• [Records provided]
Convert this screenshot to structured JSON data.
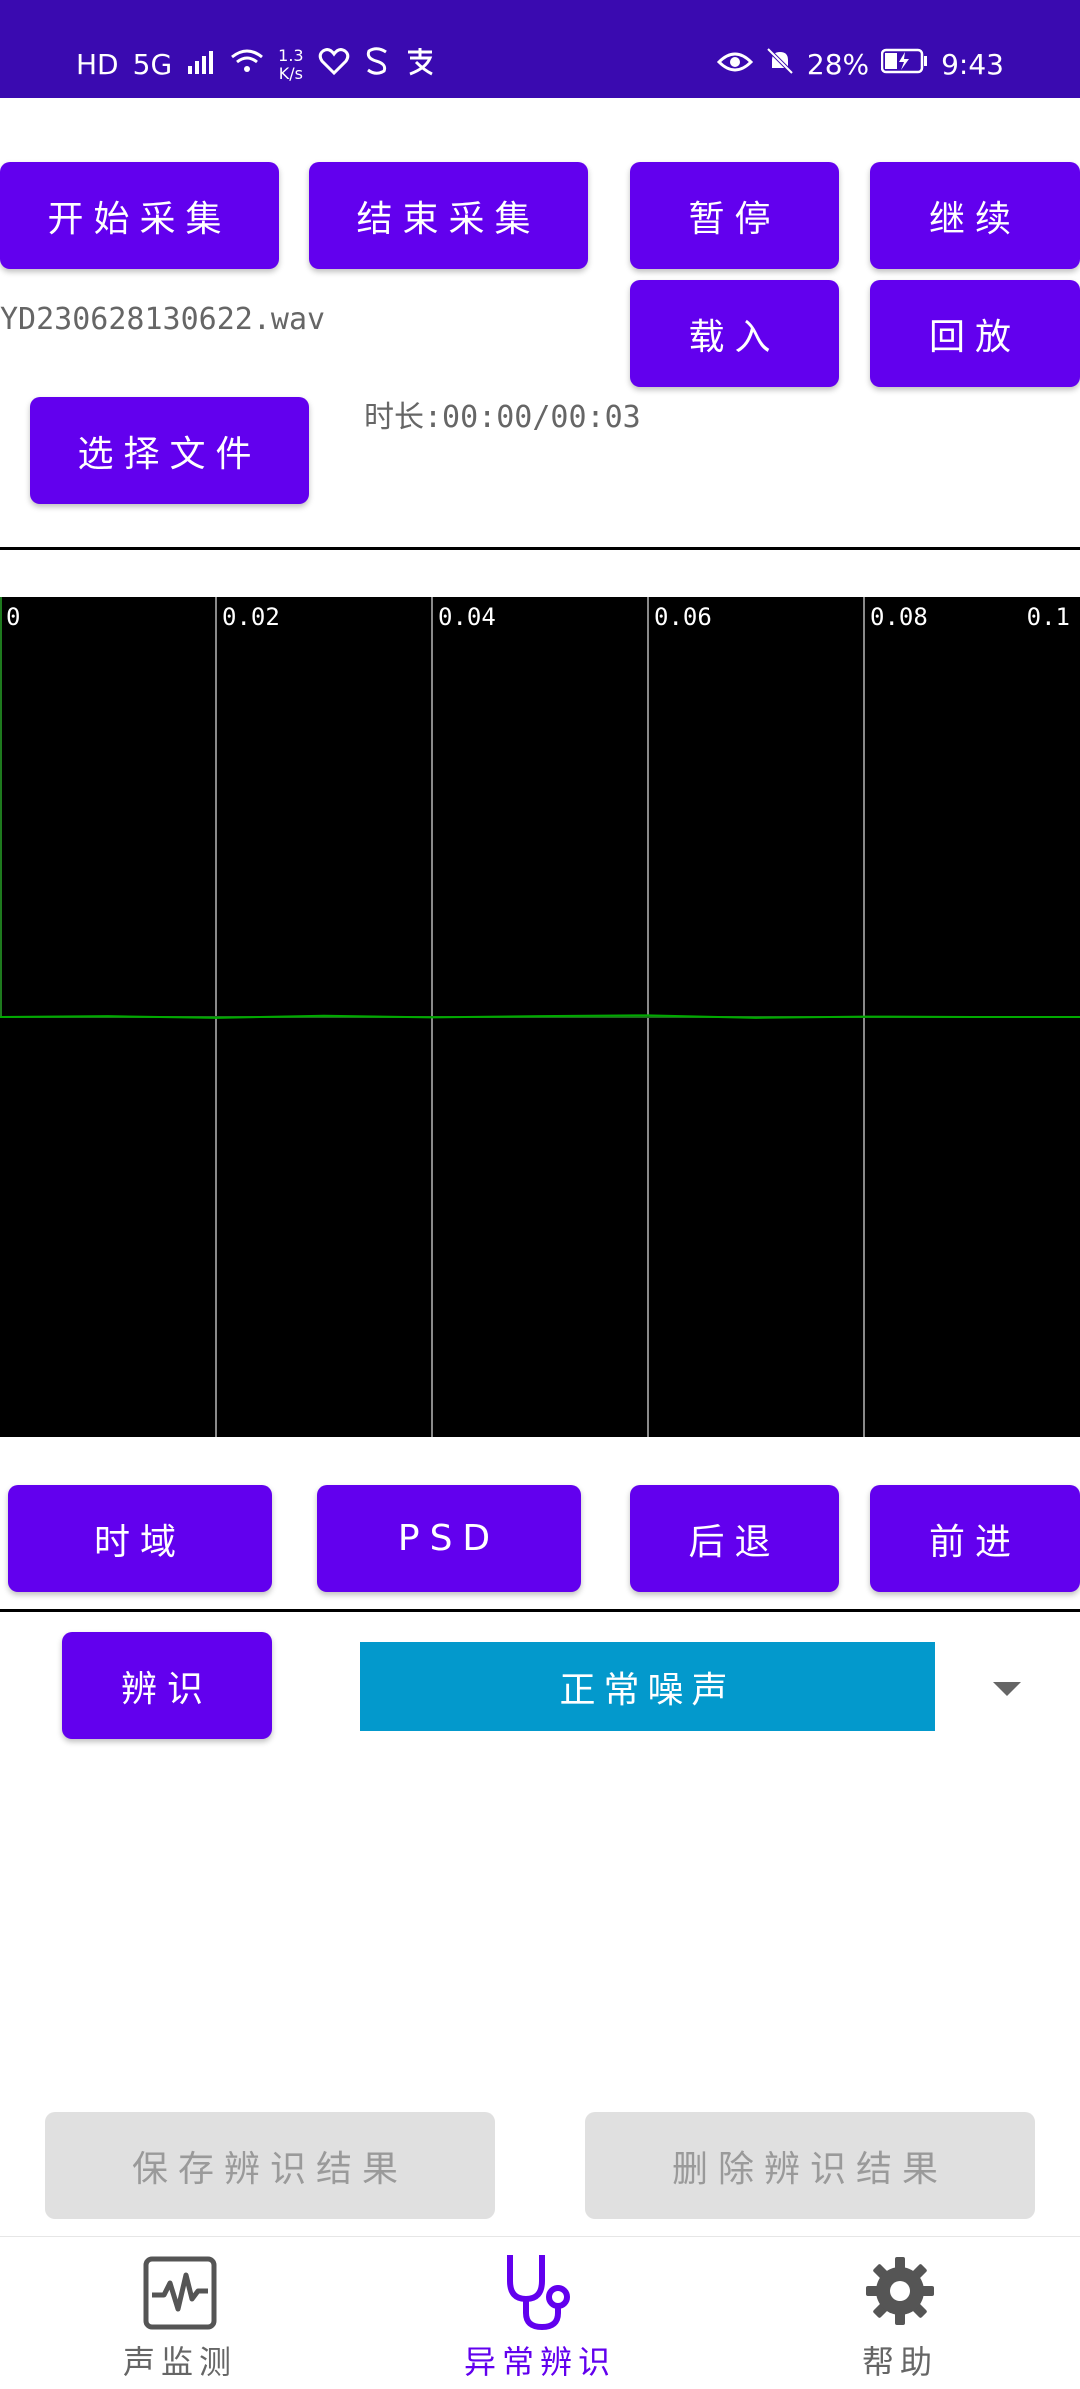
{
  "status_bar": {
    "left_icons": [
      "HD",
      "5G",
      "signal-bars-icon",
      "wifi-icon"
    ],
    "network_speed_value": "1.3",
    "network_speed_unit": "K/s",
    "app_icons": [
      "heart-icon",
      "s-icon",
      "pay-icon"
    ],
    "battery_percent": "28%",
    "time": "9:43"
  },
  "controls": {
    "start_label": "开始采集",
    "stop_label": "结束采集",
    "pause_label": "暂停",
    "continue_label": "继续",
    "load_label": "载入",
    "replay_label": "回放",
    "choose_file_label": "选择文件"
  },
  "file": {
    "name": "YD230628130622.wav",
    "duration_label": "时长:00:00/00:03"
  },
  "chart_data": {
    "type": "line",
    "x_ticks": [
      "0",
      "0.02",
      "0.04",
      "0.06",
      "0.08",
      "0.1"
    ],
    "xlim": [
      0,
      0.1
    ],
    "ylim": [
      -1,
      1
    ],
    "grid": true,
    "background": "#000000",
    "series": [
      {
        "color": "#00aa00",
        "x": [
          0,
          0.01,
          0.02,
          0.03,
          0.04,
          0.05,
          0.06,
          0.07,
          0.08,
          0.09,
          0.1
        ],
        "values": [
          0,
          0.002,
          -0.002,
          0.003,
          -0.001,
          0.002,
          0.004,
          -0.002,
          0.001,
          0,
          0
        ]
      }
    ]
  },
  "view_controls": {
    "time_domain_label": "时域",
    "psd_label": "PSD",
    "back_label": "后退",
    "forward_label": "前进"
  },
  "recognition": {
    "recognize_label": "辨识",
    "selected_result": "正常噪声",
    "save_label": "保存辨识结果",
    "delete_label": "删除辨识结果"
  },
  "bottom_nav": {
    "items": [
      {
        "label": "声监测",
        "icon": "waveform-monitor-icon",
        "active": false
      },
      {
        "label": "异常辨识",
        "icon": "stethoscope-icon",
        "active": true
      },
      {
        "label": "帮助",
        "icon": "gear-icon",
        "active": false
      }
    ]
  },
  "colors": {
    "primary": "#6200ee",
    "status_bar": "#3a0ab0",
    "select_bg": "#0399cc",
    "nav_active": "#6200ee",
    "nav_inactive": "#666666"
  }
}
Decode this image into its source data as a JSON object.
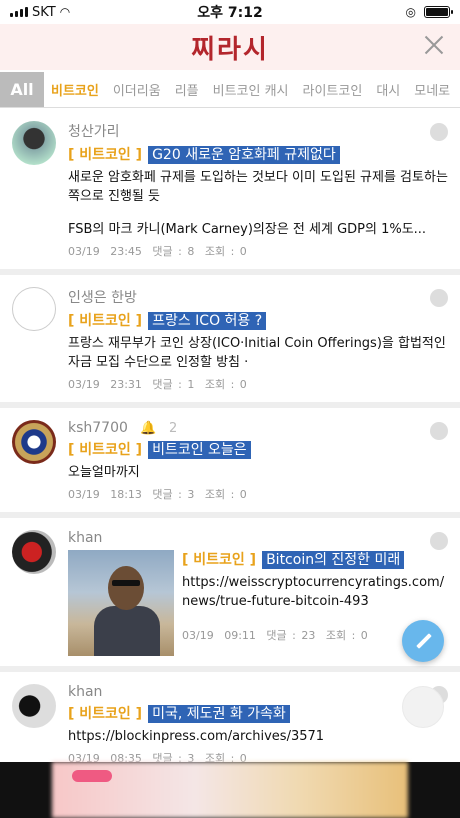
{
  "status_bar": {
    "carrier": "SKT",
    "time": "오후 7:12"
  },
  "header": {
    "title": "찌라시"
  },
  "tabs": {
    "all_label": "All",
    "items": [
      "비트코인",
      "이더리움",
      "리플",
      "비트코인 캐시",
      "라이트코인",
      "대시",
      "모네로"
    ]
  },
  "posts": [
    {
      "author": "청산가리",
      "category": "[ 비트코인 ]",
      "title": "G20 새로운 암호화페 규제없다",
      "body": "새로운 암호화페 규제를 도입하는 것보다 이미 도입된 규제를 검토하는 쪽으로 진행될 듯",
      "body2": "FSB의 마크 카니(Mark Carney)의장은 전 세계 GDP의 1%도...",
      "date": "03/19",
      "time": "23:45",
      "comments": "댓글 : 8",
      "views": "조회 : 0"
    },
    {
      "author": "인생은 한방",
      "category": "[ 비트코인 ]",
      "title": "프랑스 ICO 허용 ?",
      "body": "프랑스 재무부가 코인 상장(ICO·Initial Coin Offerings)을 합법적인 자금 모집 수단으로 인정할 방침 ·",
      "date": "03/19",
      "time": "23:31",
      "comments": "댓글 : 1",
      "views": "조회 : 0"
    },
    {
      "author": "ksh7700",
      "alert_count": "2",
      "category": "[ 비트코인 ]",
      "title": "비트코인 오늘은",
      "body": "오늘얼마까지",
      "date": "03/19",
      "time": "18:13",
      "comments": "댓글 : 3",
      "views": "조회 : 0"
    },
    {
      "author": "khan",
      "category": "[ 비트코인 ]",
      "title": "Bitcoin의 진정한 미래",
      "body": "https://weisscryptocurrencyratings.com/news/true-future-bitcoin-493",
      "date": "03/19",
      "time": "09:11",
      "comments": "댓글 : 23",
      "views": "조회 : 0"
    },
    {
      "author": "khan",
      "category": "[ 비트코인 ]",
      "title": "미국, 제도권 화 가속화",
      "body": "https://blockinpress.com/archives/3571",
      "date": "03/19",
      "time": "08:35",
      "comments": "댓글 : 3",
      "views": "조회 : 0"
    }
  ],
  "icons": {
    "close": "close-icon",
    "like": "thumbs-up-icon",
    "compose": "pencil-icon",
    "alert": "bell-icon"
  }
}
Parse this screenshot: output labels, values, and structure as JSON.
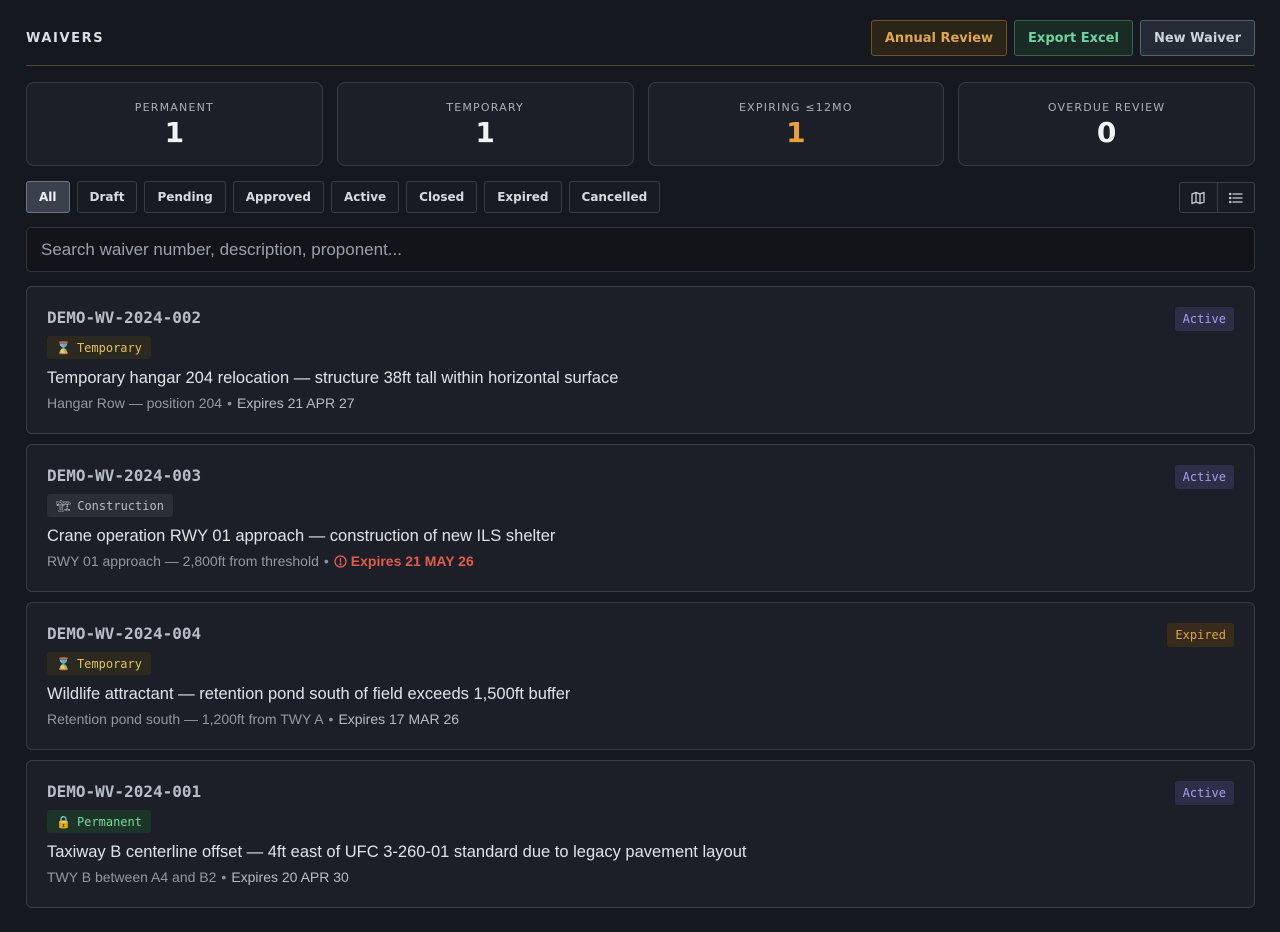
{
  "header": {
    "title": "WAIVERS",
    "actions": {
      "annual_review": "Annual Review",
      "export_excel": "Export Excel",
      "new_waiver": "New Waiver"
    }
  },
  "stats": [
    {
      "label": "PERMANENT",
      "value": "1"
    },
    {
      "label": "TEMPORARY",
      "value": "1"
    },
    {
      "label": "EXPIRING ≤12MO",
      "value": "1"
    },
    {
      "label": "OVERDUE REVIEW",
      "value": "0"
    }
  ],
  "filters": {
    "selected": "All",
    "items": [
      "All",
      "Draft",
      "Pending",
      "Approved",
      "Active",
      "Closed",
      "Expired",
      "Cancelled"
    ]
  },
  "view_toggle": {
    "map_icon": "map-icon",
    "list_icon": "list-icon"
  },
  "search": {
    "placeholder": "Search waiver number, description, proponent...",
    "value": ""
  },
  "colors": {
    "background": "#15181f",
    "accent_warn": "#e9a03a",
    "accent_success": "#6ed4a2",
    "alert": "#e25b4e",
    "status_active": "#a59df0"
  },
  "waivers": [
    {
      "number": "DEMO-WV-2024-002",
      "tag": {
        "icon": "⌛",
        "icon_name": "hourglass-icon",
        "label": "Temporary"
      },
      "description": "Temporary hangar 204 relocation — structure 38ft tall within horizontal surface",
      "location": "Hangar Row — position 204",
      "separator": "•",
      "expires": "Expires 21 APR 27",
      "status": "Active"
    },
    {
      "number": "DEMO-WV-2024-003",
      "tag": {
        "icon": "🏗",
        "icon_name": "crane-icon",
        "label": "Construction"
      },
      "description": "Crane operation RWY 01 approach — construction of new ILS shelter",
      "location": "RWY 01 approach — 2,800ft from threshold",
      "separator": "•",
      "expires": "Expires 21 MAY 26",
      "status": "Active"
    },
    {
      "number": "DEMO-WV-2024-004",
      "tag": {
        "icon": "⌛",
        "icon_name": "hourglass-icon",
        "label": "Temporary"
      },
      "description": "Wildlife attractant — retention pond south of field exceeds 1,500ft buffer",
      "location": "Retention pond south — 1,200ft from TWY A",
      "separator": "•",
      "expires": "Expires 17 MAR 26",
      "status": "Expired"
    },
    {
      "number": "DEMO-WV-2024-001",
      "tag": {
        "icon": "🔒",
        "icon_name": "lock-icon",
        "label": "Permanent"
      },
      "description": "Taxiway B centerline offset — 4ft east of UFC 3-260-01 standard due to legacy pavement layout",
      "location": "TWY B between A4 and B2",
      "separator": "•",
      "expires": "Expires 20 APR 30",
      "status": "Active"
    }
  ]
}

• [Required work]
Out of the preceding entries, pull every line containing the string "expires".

• [Worked solution]
      "expires": "Expires 21 APR 27",
      "expires": "Expires 21 MAY 26",
      "expires": "Expires 17 MAR 26",
      "expires": "Expires 20 APR 30",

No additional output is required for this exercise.